Kitty prozac: Improving Mood Through Positive Triggers 

In cognitive behavioral therapy, triggers are neutral prompts that people respond to in different ways. For example, if you picked a random song from the top 40 pop chart and played it to a room of people, some people might like it, some people might hate it, some may complain, some may sulk, some might start dancing or singing in their chair. In mental health, there's oftentimes a lot of emphasis placed on managing difficult triggers. Things or events that trigger sadness, or anxiety, or anger can get a lot of lip service in traditional therapy for completely understandable reasons. However, that means that the benefits of positive or helpful triggers are often overlooked. Just recently, a Japanese researcher named Hiroshi Nittono conducted a study which proved looking at pictures of cute animals on the Internet for a few minutes a day both improved mood and increased productivity. A friend of mine has said for a while that looking at pictures of cute animals on tough days has cheered her up immensely- she calls this phenomenon her "Kitty Prozac."

My encouragement to you would be to identify some of these positive triggers and build them into your life. Look for songs that cheer you up, that energize you, or that maybe help you feel more calm and put them on your iPod. If pictures of tropical beaches cheer you up In the winter, tape one up in your cubicle. To get you started, I've included a picture of a kitten with and duck on it's head- taken from the website cute . Enjoy!


What is the healthiest thing you can do right now?

For just a moment, work to be especially present. Consider where you are- notice the sights, sounds, and smells around you. Feel the air around you as it touches your skin. You're reading this blog at this precise moment in your day. You are engaged in this exercise.
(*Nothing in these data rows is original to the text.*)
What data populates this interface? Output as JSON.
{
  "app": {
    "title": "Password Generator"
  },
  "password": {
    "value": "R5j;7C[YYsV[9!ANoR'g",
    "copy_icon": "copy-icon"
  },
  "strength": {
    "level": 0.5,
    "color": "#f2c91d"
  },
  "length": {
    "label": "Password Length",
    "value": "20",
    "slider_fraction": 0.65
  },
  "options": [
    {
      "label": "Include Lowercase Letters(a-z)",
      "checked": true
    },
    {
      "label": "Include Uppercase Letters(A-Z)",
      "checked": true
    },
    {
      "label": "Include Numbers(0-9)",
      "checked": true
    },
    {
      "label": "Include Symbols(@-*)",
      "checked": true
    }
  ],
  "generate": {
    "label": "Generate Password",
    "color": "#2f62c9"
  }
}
Now that you are here and now, ask yourself this:

What is the healthiest thing I can do right now?

Notice this question asks you to engage some wisdom. While it is healthy to go to the gym, it is not always going to be healthy to go. Likewise, while it is healthy to live in a clean space, it is not healthy to always be cleaning. Sometimes we need to rest. Sometimes we need to have fun, and tell jokes, and act silly. Sometimes it's even a good idea to finish reading blog posts on skills before jumping into anything else.

So being wise, ask the question again:

What is the healthiest thing I can do right now?

Now: Go and do THAT.